A NEW $300,000 study will use techniques including real-time data from gamblers’ mobile phones and monitoring of physical responses to gambling adverts, to assess the effects of sport and race betting inducements.
The study of the “effects of wagering marketing on vulnerable adults” brings together specialist researchers from CQUniversity’s Experimental Gambling Research Laboratory and the Australian Gambling Research Centre.
Lead researcher Professor Nerilee Hing said that, collectively, the research team had decades of gambling research experience.
“There has been community concern expressed at TV adverts in general viewing time including sport and race betting inducements, including ‘happy hours’, short-term sales, refunds, bonuses and rebates,” Prof Hing said.
“We want to look at the impact of these inducements and whether they contribute to harmful gambling.”
Prof Hing said the seven stages of research over a two-year period would include a “momentary assessment” study of regular sports and race betters, using their mobile phones to provide real-time data.
“The psycho-physiological study measures skin, heart and eye movement responses to TV adverts for wagering and wagering inducements,” the Bundaberg-based researcher says.
“We will also have an experimental study in controlled settings, to isolate the effects of different types of wagering inducements, and a study of ‘bonus bets’ which tests their attractiveness and betters’ comprehension of their cost.”

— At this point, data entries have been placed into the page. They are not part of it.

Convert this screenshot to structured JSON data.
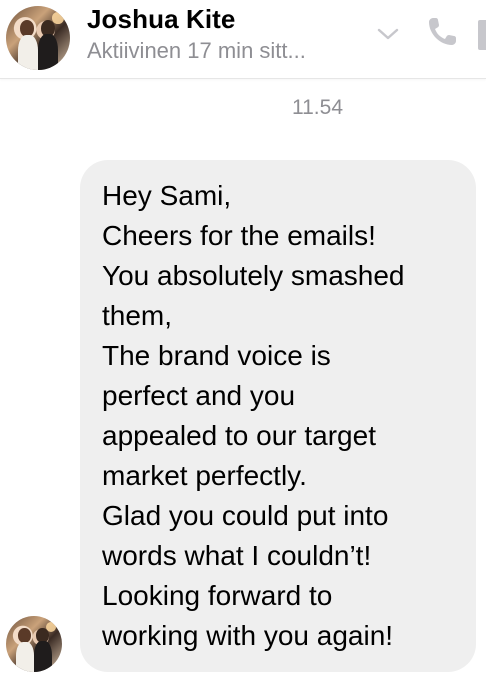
{
  "header": {
    "name": "Joshua Kite",
    "status": "Aktiivinen 17 min sitt..."
  },
  "conversation": {
    "timestamp": "11.54",
    "message_lines": [
      "Hey Sami,",
      "Cheers for the emails!",
      "You absolutely smashed",
      "them,",
      "The brand voice is",
      "perfect and you",
      "appealed to our target",
      "market perfectly.",
      "Glad you could put into",
      "words what I couldn’t!",
      "Looking forward to",
      "working with you again!"
    ]
  },
  "icons": {
    "chevron": "chevron-down-icon",
    "phone": "phone-icon"
  },
  "colors": {
    "bubble_background": "#efefef",
    "icon_gray": "#c7c7cc",
    "secondary_text": "#8e8e93"
  }
}
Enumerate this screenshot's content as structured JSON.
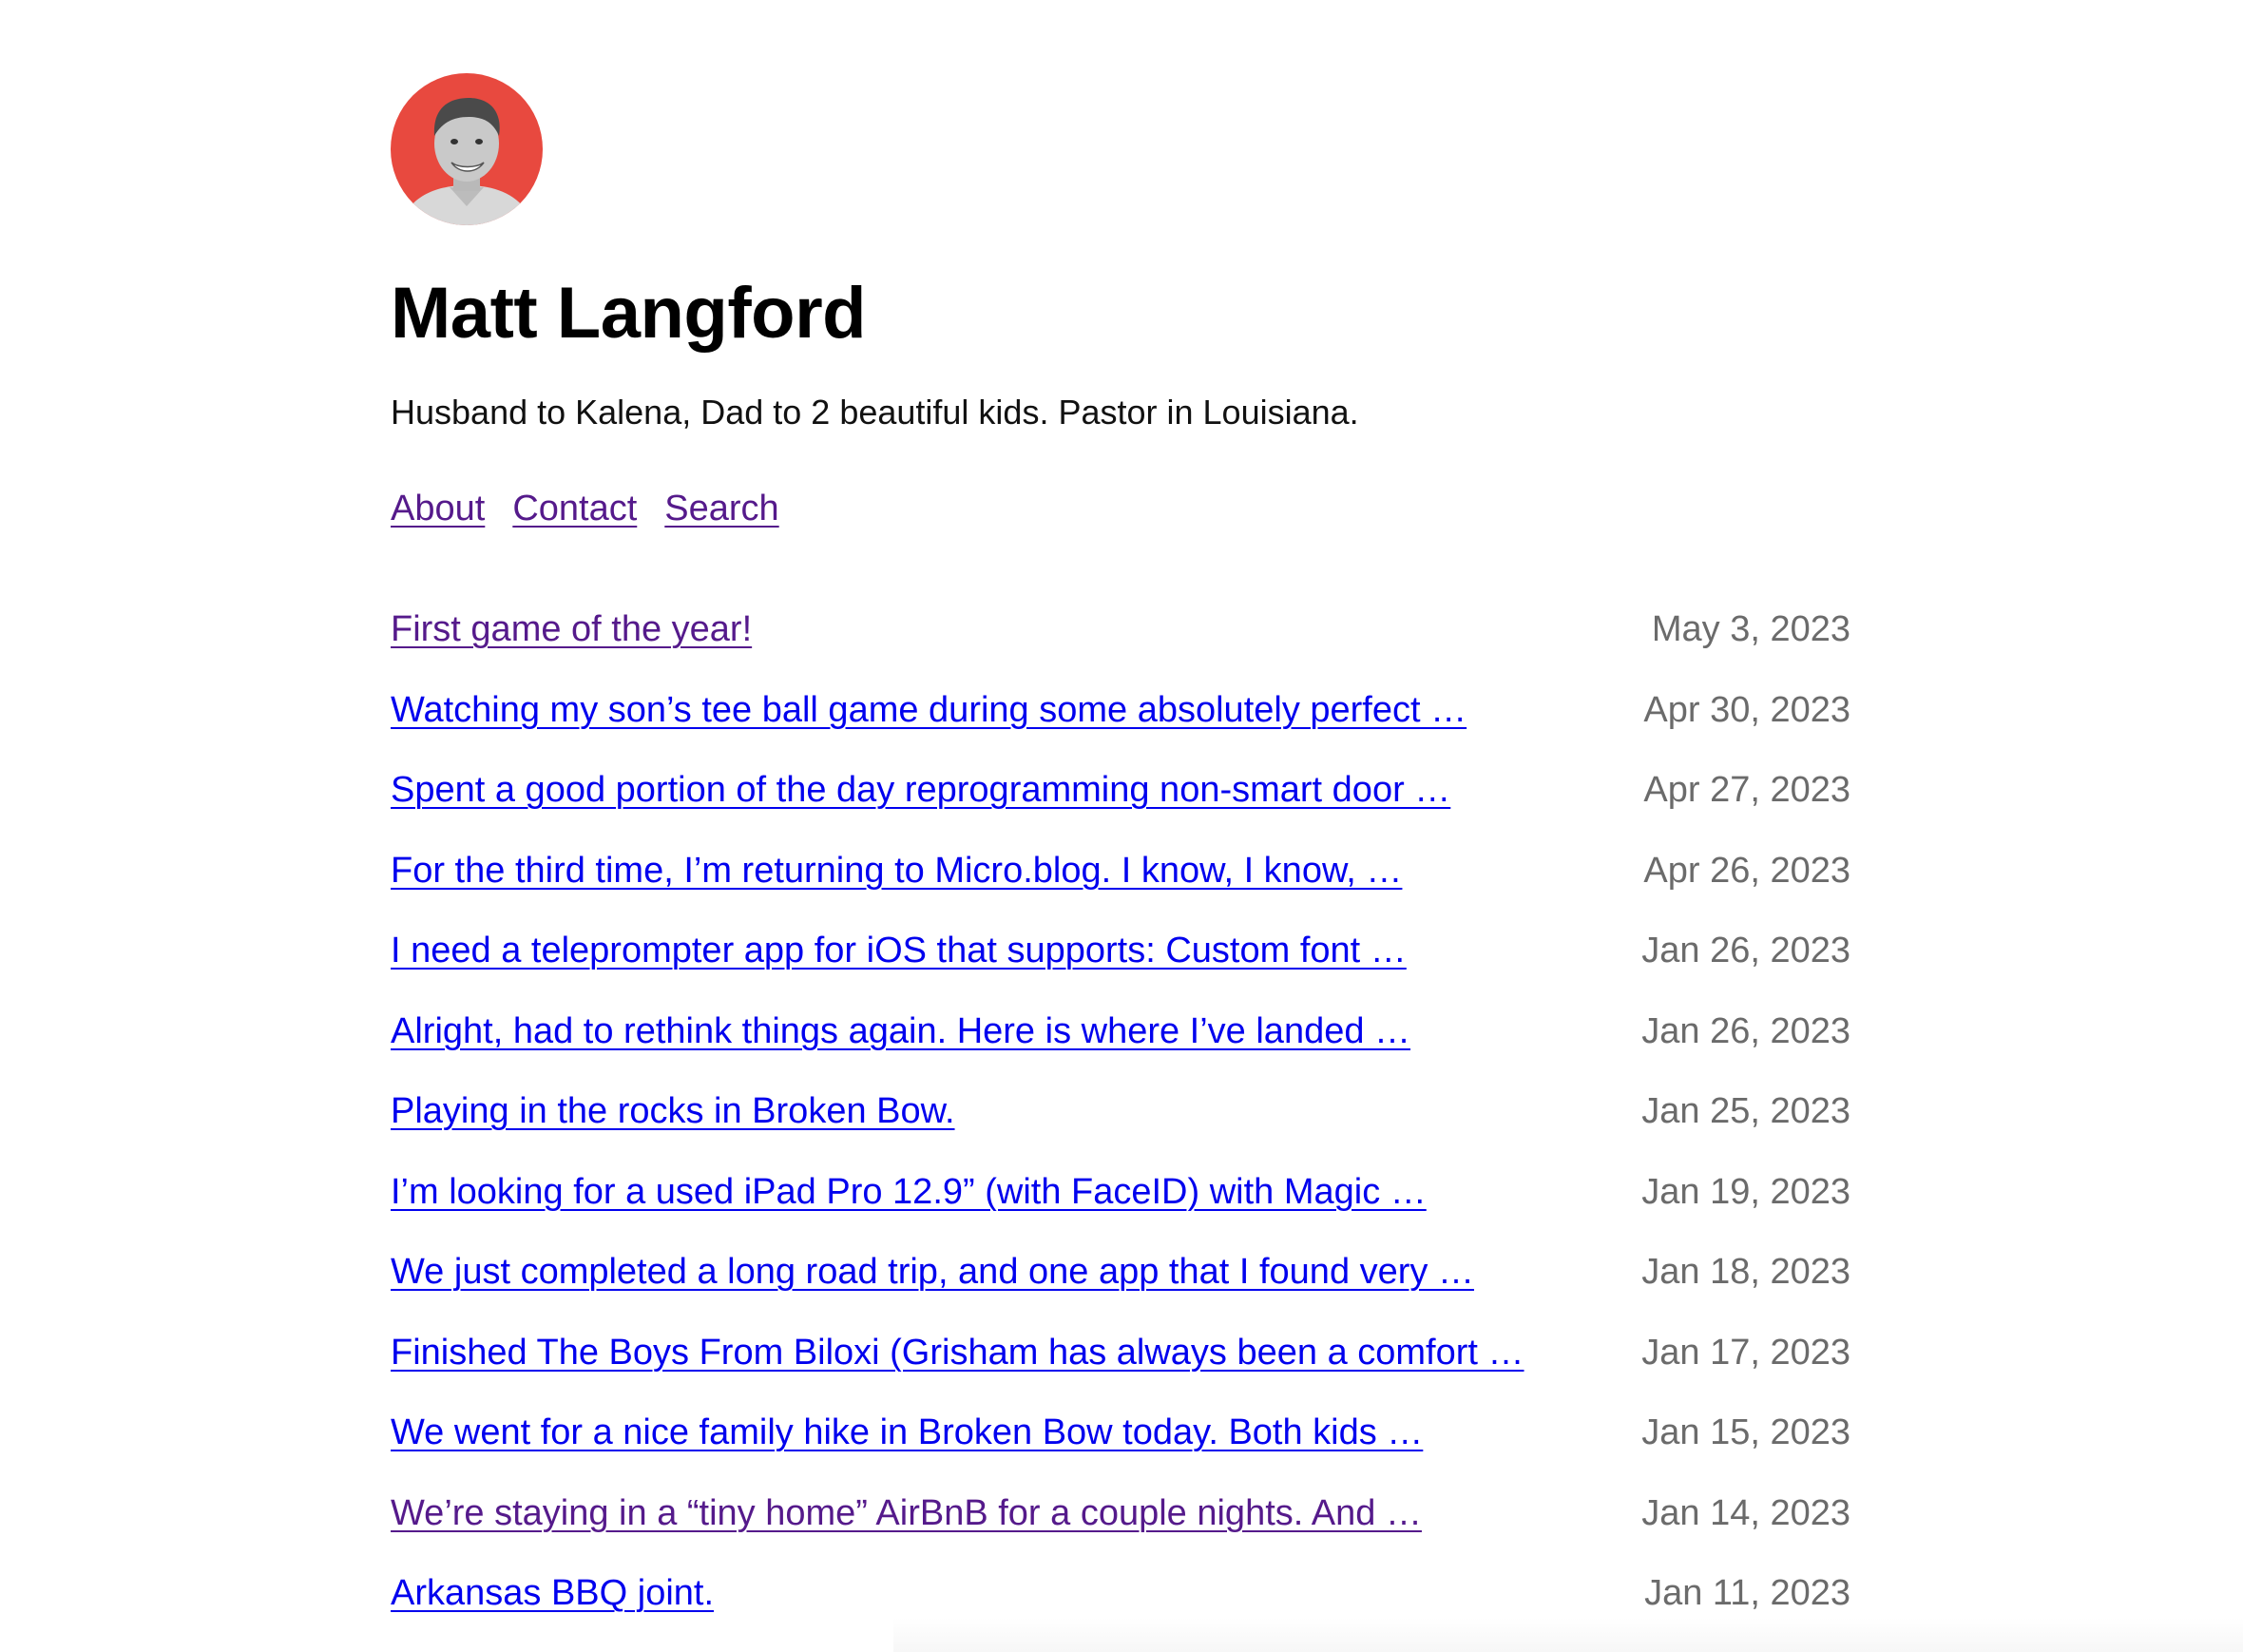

Funding for the study has come from the Victorian Responsible Gambling Foundation.